Exercise goal: Repeat the records exactly, with one exception: no images.

Data provided:
※ ※ ※

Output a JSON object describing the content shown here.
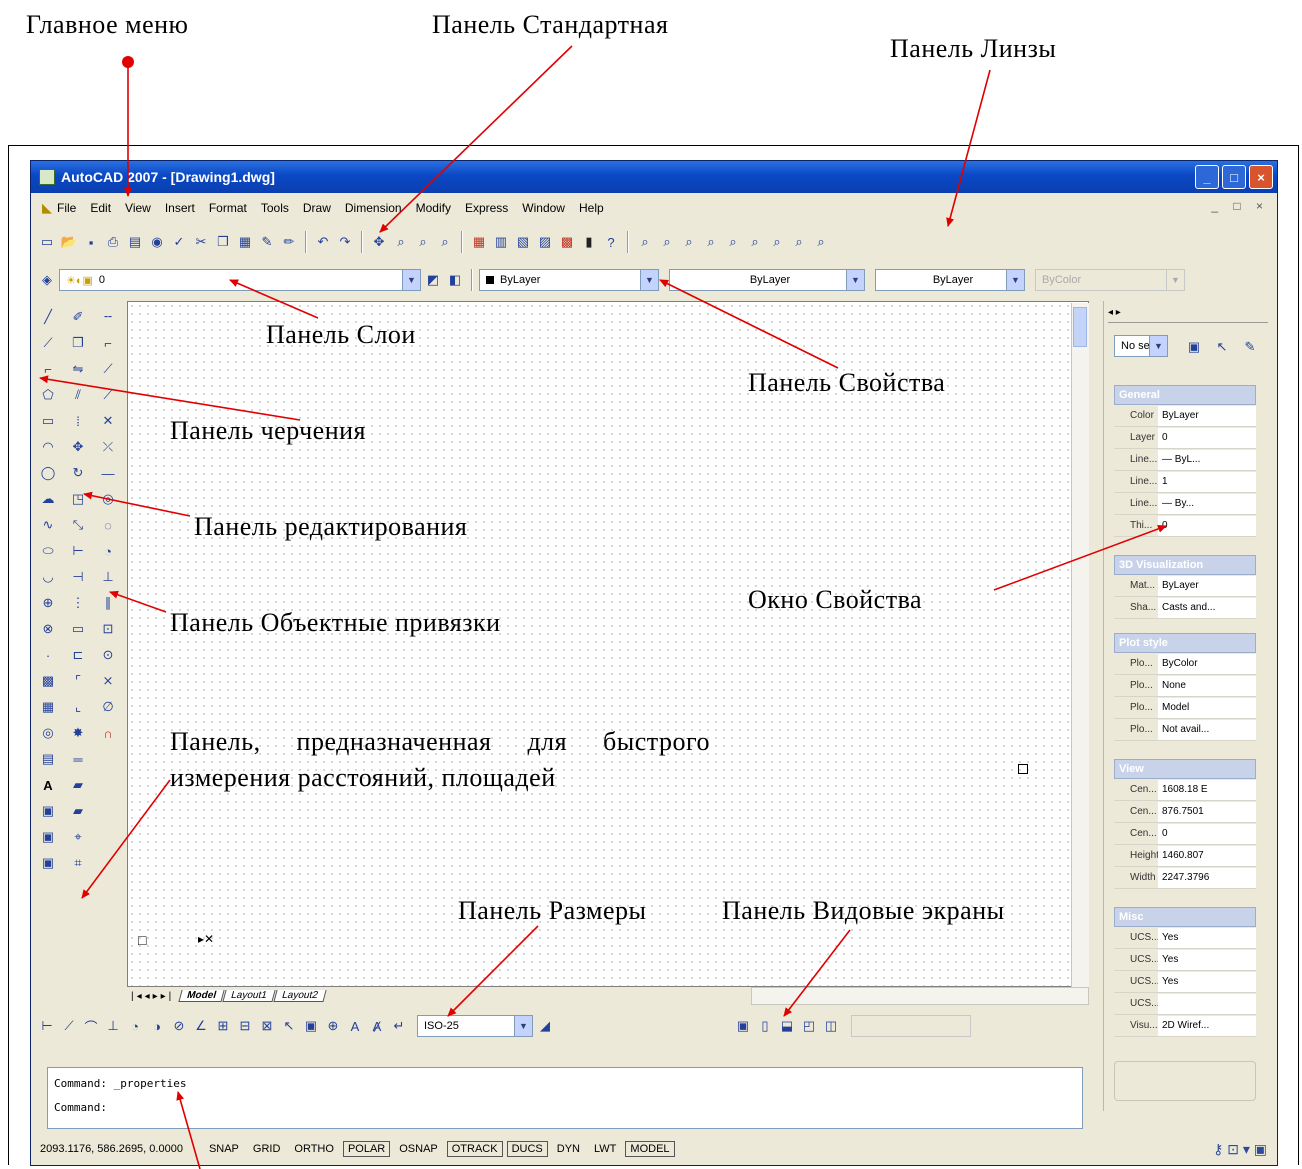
{
  "annotations": {
    "main_menu": "Главное меню",
    "standard_panel": "Панель Стандартная",
    "zoom_panel": "Панель Линзы",
    "layers_panel": "Панель Слои",
    "properties_panel": "Панель Свойства",
    "draw_panel": "Панель черчения",
    "modify_panel": "Панель редактирования",
    "osnap_panel": "Панель Объектные привязки",
    "properties_window": "Окно Свойства",
    "measure_panel": "Панель, предназначенная для быстрого измерения расстояний, площадей",
    "dimension_panel": "Панель Размеры",
    "viewports_panel": "Панель Видовые экраны"
  },
  "window": {
    "title": "AutoCAD 2007 - [Drawing1.dwg]",
    "doc_buttons": "_ □ ×"
  },
  "menu": [
    "File",
    "Edit",
    "View",
    "Insert",
    "Format",
    "Tools",
    "Draw",
    "Dimension",
    "Modify",
    "Express",
    "Window",
    "Help"
  ],
  "layers": {
    "current_layer": "0"
  },
  "properties_toolbar": {
    "color": "ByLayer",
    "linetype": "ByLayer",
    "lineweight": "ByLayer",
    "plotstyle": "ByColor"
  },
  "layout_tabs": [
    "Model",
    "Layout1",
    "Layout2"
  ],
  "dim_style": "ISO-25",
  "command": {
    "line1": "Command: _properties",
    "line2": "Command:"
  },
  "status": {
    "coords": "2093.1176, 586.2695, 0.0000",
    "buttons": [
      "SNAP",
      "GRID",
      "ORTHO",
      "POLAR",
      "OSNAP",
      "OTRACK",
      "DUCS",
      "DYN",
      "LWT",
      "MODEL"
    ]
  },
  "props_window": {
    "selector": "No se",
    "groups": [
      {
        "title": "General",
        "rows": [
          [
            "Color",
            "ByLayer"
          ],
          [
            "Layer",
            "0"
          ],
          [
            "Line...",
            "— ByL..."
          ],
          [
            "Line...",
            "1"
          ],
          [
            "Line...",
            "— By..."
          ],
          [
            "Thi...",
            "0"
          ]
        ]
      },
      {
        "title": "3D Visualization",
        "rows": [
          [
            "Mat...",
            "ByLayer"
          ],
          [
            "Sha...",
            "Casts and..."
          ]
        ]
      },
      {
        "title": "Plot style",
        "rows": [
          [
            "Plo...",
            "ByColor"
          ],
          [
            "Plo...",
            "None"
          ],
          [
            "Plo...",
            "Model"
          ],
          [
            "Plo...",
            "Not avail..."
          ]
        ]
      },
      {
        "title": "View",
        "rows": [
          [
            "Cen...",
            "1608.18 E"
          ],
          [
            "Cen...",
            "876.7501"
          ],
          [
            "Cen...",
            "0"
          ],
          [
            "Height",
            "1460.807"
          ],
          [
            "Width",
            "2247.3796"
          ]
        ]
      },
      {
        "title": "Misc",
        "rows": [
          [
            "UCS...",
            "Yes"
          ],
          [
            "UCS...",
            "Yes"
          ],
          [
            "UCS...",
            "Yes"
          ],
          [
            "UCS...",
            ""
          ],
          [
            "Visu...",
            "2D Wiref..."
          ]
        ]
      }
    ]
  }
}
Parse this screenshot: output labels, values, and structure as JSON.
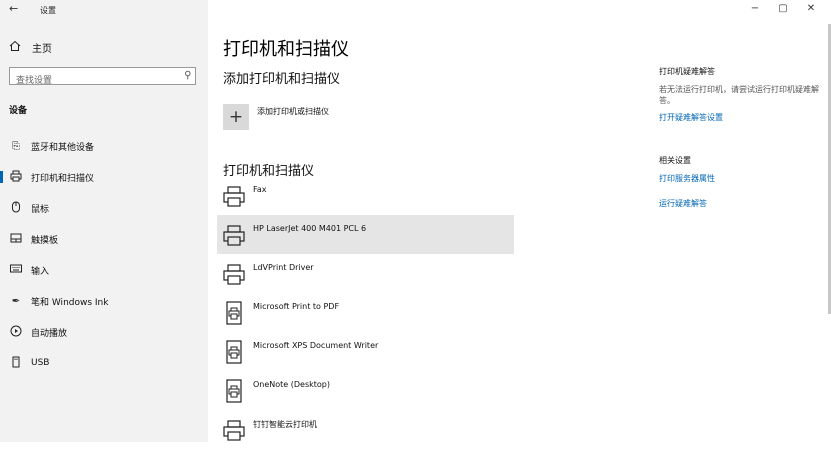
{
  "window": {
    "title": "设置",
    "back_glyph": "←",
    "controls": {
      "minimize": "−",
      "maximize": "▢",
      "close": "✕"
    }
  },
  "sidebar": {
    "home": {
      "label": "主页",
      "icon": "home-icon"
    },
    "search": {
      "placeholder": "查找设置",
      "value": "",
      "icon": "search-icon"
    },
    "section": "设备",
    "items": [
      {
        "label": "蓝牙和其他设备",
        "icon": "bluetooth-devices-icon",
        "glyph": "⎘",
        "active": false
      },
      {
        "label": "打印机和扫描仪",
        "icon": "printer-icon",
        "glyph": "⎙",
        "active": true
      },
      {
        "label": "鼠标",
        "icon": "mouse-icon",
        "glyph": "◯",
        "active": false
      },
      {
        "label": "触摸板",
        "icon": "touchpad-icon",
        "glyph": "▭",
        "active": false
      },
      {
        "label": "输入",
        "icon": "keyboard-icon",
        "glyph": "⌨",
        "active": false
      },
      {
        "label": "笔和 Windows Ink",
        "icon": "pen-icon",
        "glyph": "✒",
        "active": false
      },
      {
        "label": "自动播放",
        "icon": "autoplay-icon",
        "glyph": "▷",
        "active": false
      },
      {
        "label": "USB",
        "icon": "usb-icon",
        "glyph": "▯",
        "active": false
      }
    ]
  },
  "main": {
    "page_title": "打印机和扫描仪",
    "add_heading": "添加打印机和扫描仪",
    "add_button": {
      "label": "添加打印机或扫描仪",
      "glyph": "+"
    },
    "printers_heading": "打印机和扫描仪",
    "printers": [
      {
        "name": "Fax",
        "icon": "printer-icon",
        "selected": false
      },
      {
        "name": "HP LaserJet 400 M401 PCL 6",
        "icon": "printer-icon",
        "selected": true
      },
      {
        "name": "LdVPrint Driver",
        "icon": "printer-icon",
        "selected": false
      },
      {
        "name": "Microsoft Print to PDF",
        "icon": "document-printer-icon",
        "selected": false
      },
      {
        "name": "Microsoft XPS Document Writer",
        "icon": "document-printer-icon",
        "selected": false
      },
      {
        "name": "OneNote (Desktop)",
        "icon": "document-printer-icon",
        "selected": false
      },
      {
        "name": "钉钉智能云打印机",
        "icon": "printer-icon",
        "selected": false
      }
    ]
  },
  "right_panel": {
    "troubleshoot_heading": "打印机疑难解答",
    "troubleshoot_text": "若无法运行打印机，请尝试运行打印机疑难解答。",
    "troubleshoot_link": "打开疑难解答设置",
    "related_heading": "相关设置",
    "related_links": [
      "打印服务器属性",
      "运行疑难解答"
    ]
  },
  "colors": {
    "accent": "#0066b4",
    "sidebar_bg": "#f2f2f2",
    "selected_bg": "#e5e5e5"
  }
}
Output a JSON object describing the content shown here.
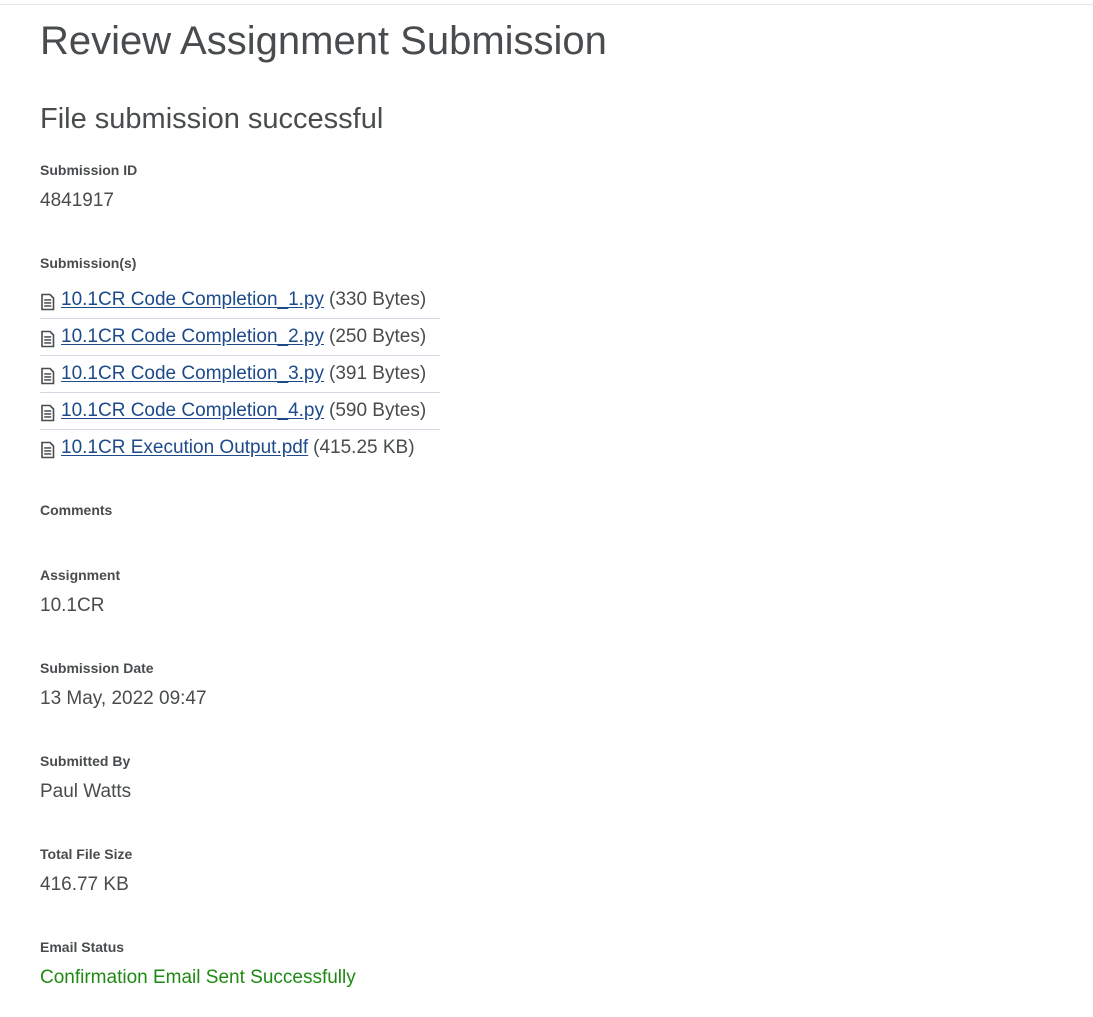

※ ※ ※

Result:
Output a JSON object describing the content shown here.
{
  "annotations": {
    "main_menu": "Главное меню",
    "standard_panel": "Панель Стандартная",
    "zoom_panel": "Панель Линзы",
    "layers_panel": "Панель Слои",
    "properties_panel": "Панель Свойства",
    "draw_panel": "Панель черчения",
    "modify_panel": "Панель редактирования",
    "osnap_panel": "Панель Объектные привязки",
    "properties_window": "Окно Свойства",
    "measure_panel": "Панель, предназначенная для быстрого измерения расстояний, площадей",
    "dimension_panel": "Панель Размеры",
    "viewports_panel": "Панель Видовые экраны"
  },
  "window": {
    "title": "AutoCAD 2007 - [Drawing1.dwg]",
    "doc_buttons": "_ □ ×"
  },
  "menu": [
    "File",
    "Edit",
    "View",
    "Insert",
    "Format",
    "Tools",
    "Draw",
    "Dimension",
    "Modify",
    "Express",
    "Window",
    "Help"
  ],
  "layers": {
    "current_layer": "0"
  },
  "properties_toolbar": {
    "color": "ByLayer",
    "linetype": "ByLayer",
    "lineweight": "ByLayer",
    "plotstyle": "ByColor"
  },
  "layout_tabs": [
    "Model",
    "Layout1",
    "Layout2"
  ],
  "dim_style": "ISO-25",
  "command": {
    "line1": "Command: _properties",
    "line2": "Command:"
  },
  "status": {
    "coords": "2093.1176, 586.2695, 0.0000",
    "buttons": [
      "SNAP",
      "GRID",
      "ORTHO",
      "POLAR",
      "OSNAP",
      "OTRACK",
      "DUCS",
      "DYN",
      "LWT",
      "MODEL"
    ]
  },
  "props_window": {
    "selector": "No se",
    "groups": [
      {
        "title": "General",
        "rows": [
          [
            "Color",
            "ByLayer"
          ],
          [
            "Layer",
            "0"
          ],
          [
            "Line...",
            "— ByL..."
          ],
          [
            "Line...",
            "1"
          ],
          [
            "Line...",
            "— By..."
          ],
          [
            "Thi...",
            "0"
          ]
        ]
      },
      {
        "title": "3D Visualization",
        "rows": [
          [
            "Mat...",
            "ByLayer"
          ],
          [
            "Sha...",
            "Casts and..."
          ]
        ]
      },
      {
        "title": "Plot style",
        "rows": [
          [
            "Plo...",
            "ByColor"
          ],
          [
            "Plo...",
            "None"
          ],
          [
            "Plo...",
            "Model"
          ],
          [
            "Plo...",
            "Not avail..."
          ]
        ]
      },
      {
        "title": "View",
        "rows": [
          [
            "Cen...",
            "1608.18 E"
          ],
          [
            "Cen...",
            "876.7501"
          ],
          [
            "Cen...",
            "0"
          ],
          [
            "Height",
            "1460.807"
          ],
          [
            "Width",
            "2247.3796"
          ]
        ]
      },
      {
        "title": "Misc",
        "rows": [
          [
            "UCS...",
            "Yes"
          ],
          [
            "UCS...",
            "Yes"
          ],
          [
            "UCS...",
            "Yes"
          ],
          [
            "UCS...",
            ""
          ],
          [
            "Visu...",
            "2D Wiref..."
          ]
        ]
      }
    ]
  }
}
Parse this screenshot: output labels, values, and structure as JSON.
{
  "window": {
    "title": "设置",
    "back_glyph": "←",
    "controls": {
      "minimize": "−",
      "maximize": "▢",
      "close": "✕"
    }
  },
  "sidebar": {
    "home": {
      "label": "主页",
      "icon": "home-icon"
    },
    "search": {
      "placeholder": "查找设置",
      "value": "",
      "icon": "search-icon"
    },
    "section": "设备",
    "items": [
      {
        "label": "蓝牙和其他设备",
        "icon": "bluetooth-devices-icon",
        "glyph": "⎘",
        "active": false
      },
      {
        "label": "打印机和扫描仪",
        "icon": "printer-icon",
        "glyph": "⎙",
        "active": true
      },
      {
        "label": "鼠标",
        "icon": "mouse-icon",
        "glyph": "◯",
        "active": false
      },
      {
        "label": "触摸板",
        "icon": "touchpad-icon",
        "glyph": "▭",
        "active": false
      },
      {
        "label": "输入",
        "icon": "keyboard-icon",
        "glyph": "⌨",
        "active": false
      },
      {
        "label": "笔和 Windows Ink",
        "icon": "pen-icon",
        "glyph": "✒",
        "active": false
      },
      {
        "label": "自动播放",
        "icon": "autoplay-icon",
        "glyph": "▷",
        "active": false
      },
      {
        "label": "USB",
        "icon": "usb-icon",
        "glyph": "▯",
        "active": false
      }
    ]
  },
  "main": {
    "page_title": "打印机和扫描仪",
    "add_heading": "添加打印机和扫描仪",
    "add_button": {
      "label": "添加打印机或扫描仪",
      "glyph": "+"
    },
    "printers_heading": "打印机和扫描仪",
    "printers": [
      {
        "name": "Fax",
        "icon": "printer-icon",
        "selected": false
      },
      {
        "name": "HP LaserJet 400 M401 PCL 6",
        "icon": "printer-icon",
        "selected": true
      },
      {
        "name": "LdVPrint Driver",
        "icon": "printer-icon",
        "selected": false
      },
      {
        "name": "Microsoft Print to PDF",
        "icon": "document-printer-icon",
        "selected": false
      },
      {
        "name": "Microsoft XPS Document Writer",
        "icon": "document-printer-icon",
        "selected": false
      },
      {
        "name": "OneNote (Desktop)",
        "icon": "document-printer-icon",
        "selected": false
      },
      {
        "name": "钉钉智能云打印机",
        "icon": "printer-icon",
        "selected": false
      }
    ]
  },
  "right_panel": {
    "troubleshoot_heading": "打印机疑难解答",
    "troubleshoot_text": "若无法运行打印机，请尝试运行打印机疑难解答。",
    "troubleshoot_link": "打开疑难解答设置",
    "related_heading": "相关设置",
    "related_links": [
      "打印服务器属性",
      "运行疑难解答"
    ]
  },
  "colors": {
    "accent": "#0066b4",
    "sidebar_bg": "#f2f2f2",
    "selected_bg": "#e5e5e5"
  }
}
Output a JSON object describing the content shown here.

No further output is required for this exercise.